Toyota is partnering with Chinese automaker BYD to develop Evs in China. The vehicles will be sedans and low-floor SUVs and will sell under the Toyota brand name starting in 2020.
BMW has signed an agreement with China's Tencent to build an IT platform for developing Level 3 and Level 4 automated driving technologies. The platform is expected to be ready to use by the end of the year.
Germany's RIBE and Chicago's Maclean-Fogg have entered a joint venture. Aluform USA will produce aluminum fasteners in Chesterfield, Michigan.
Toyota is investing $600m into Chinese ride-sharing company Didi Chuxing. They are also forming a new joint venture for developing connected and electric vehicle technologies in China.
Chinese automaker BAIC has purchased a 5% stake in Daimler. Daimler has welcomed the investment and said it would "...strengthen the cooperation between BAIC and Daimler".
Ford is investing $50m to add a new production line and 450 new full-time jobs at a facility near its Torrence Ave assembly plant in Chicago, Illinois. The new line will build a hybrid version of the Ford Explorer and Lincoln Aviator.
Italy's 2A will expand its Auburn, Alabama plant. 2A die-casts aluminum components.
BMW is planning to double its battery production in the US by adding a new assembly line at its plant in Spartanburg, South Carolina. The automaker will invest $10m and add 120 jobs for the new production line.

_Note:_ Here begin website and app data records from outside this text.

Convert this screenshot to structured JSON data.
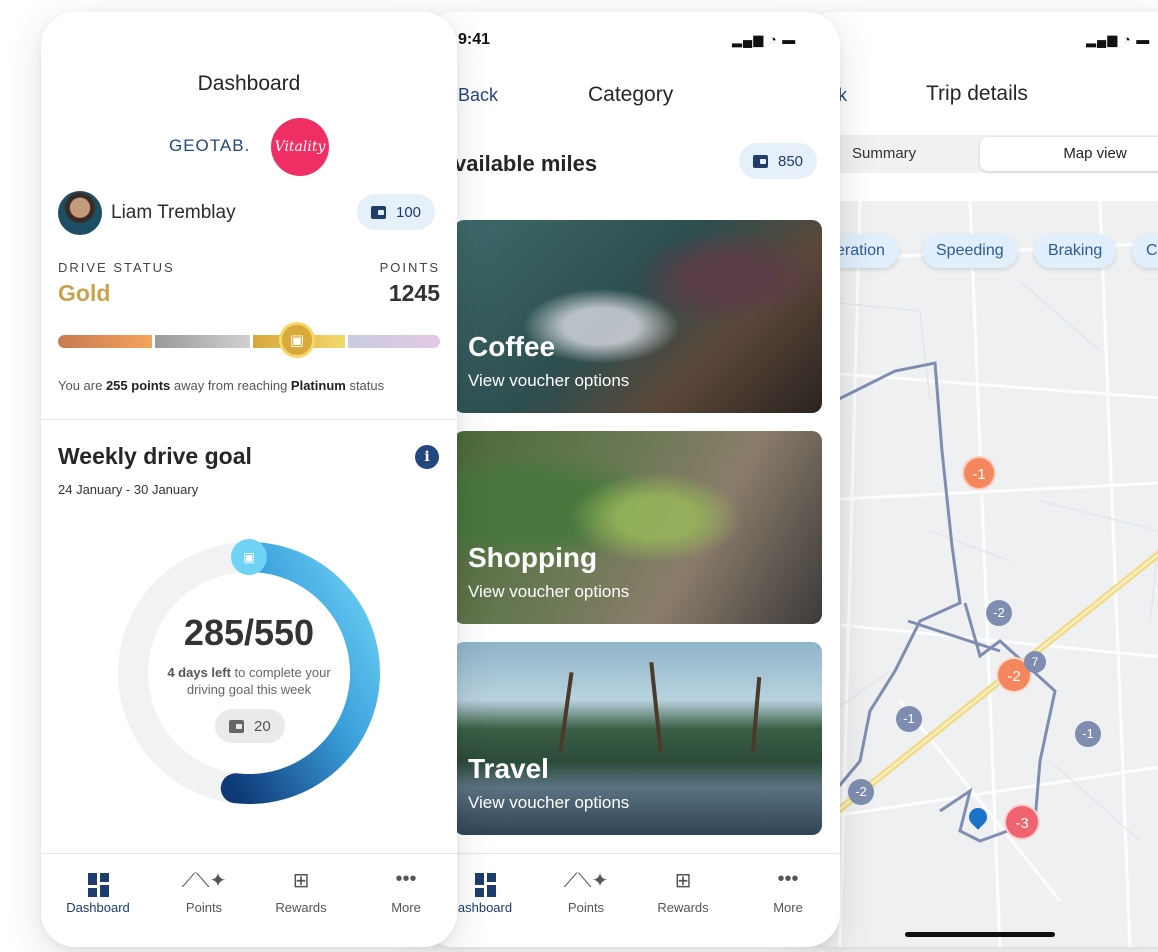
{
  "screen1": {
    "title": "Dashboard",
    "brand": "GEOTAB.",
    "partner_logo": "Vitality",
    "user_name": "Liam Tremblay",
    "wallet_points": "100",
    "drive_status_label": "DRIVE STATUS",
    "drive_status_value": "Gold",
    "points_label": "POINTS",
    "points_value": "1245",
    "status_prefix": "You are ",
    "status_points": "255 points",
    "status_middle": " away from reaching ",
    "status_tier": "Platinum",
    "status_suffix": " status",
    "goal_title": "Weekly drive goal",
    "goal_dates": "24 January - 30 January",
    "goal_progress_text": "285/550",
    "goal_current": 285,
    "goal_target": 550,
    "days_left": "4 days left",
    "days_left_suffix": " to complete your driving goal this week",
    "goal_reward": "20",
    "tabs": [
      {
        "label": "Dashboard",
        "icon": "dashboard-icon",
        "active": true
      },
      {
        "label": "Points",
        "icon": "points-icon",
        "active": false
      },
      {
        "label": "Rewards",
        "icon": "rewards-icon",
        "active": false
      },
      {
        "label": "More",
        "icon": "more-icon",
        "active": false
      }
    ]
  },
  "screen2": {
    "time": "9:41",
    "back_label": "Back",
    "title": "Category",
    "available_label": "vailable miles",
    "miles": "850",
    "cards": [
      {
        "title": "Coffee",
        "subtitle": "View voucher options"
      },
      {
        "title": "Shopping",
        "subtitle": "View voucher options"
      },
      {
        "title": "Travel",
        "subtitle": "View voucher options"
      }
    ],
    "tabs": [
      {
        "label": "ashboard",
        "icon": "dashboard-icon",
        "active": true
      },
      {
        "label": "Points",
        "icon": "points-icon",
        "active": false
      },
      {
        "label": "Rewards",
        "icon": "rewards-icon",
        "active": false
      },
      {
        "label": "More",
        "icon": "more-icon",
        "active": false
      }
    ]
  },
  "screen3": {
    "back_label": "k",
    "title": "Trip details",
    "segments": [
      "Summary",
      "Map view"
    ],
    "active_segment": "Map view",
    "filters": [
      "eration",
      "Speeding",
      "Braking",
      "C"
    ],
    "markers": [
      {
        "label": "-1",
        "severity": "high"
      },
      {
        "label": "-2",
        "severity": "low"
      },
      {
        "label": "-2",
        "severity": "high"
      },
      {
        "label": "7",
        "severity": "low"
      },
      {
        "label": "-1",
        "severity": "low"
      },
      {
        "label": "-1",
        "severity": "low"
      },
      {
        "label": "-2",
        "severity": "low"
      },
      {
        "label": "-3",
        "severity": "severe"
      }
    ]
  },
  "colors": {
    "primary": "#1d3d6e",
    "gold": "#c9a24c",
    "chip_bg": "#e6f0fb",
    "accent_pink": "#ef2e63",
    "ring_start": "#0f3a78",
    "ring_end": "#6fd3f5",
    "marker_high": "#f5875e",
    "marker_severe": "#f06470",
    "marker_low": "#7f8eb0"
  }
}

Japanese transmission maker AW Texas Inc. is investing $400m into a new plant in Cibolo, Texas. The 500,000sf facility will employ around 900 workers.
LG Chem is investing $424m into a new factory in South Korea for producing cathode material for lithium-ion batteries. The plant is expected to start production in late 2022.
In a rebuttal to President Trump's emissions rollback plans, Ford, Volkswagen, Honda, and BMW have signed a deal with the state of California to increase fuel economy and reduce emissions of their new vehicle fleets through 2026.
SupplyChain247 covers the coming technology changes in automotive materials handling.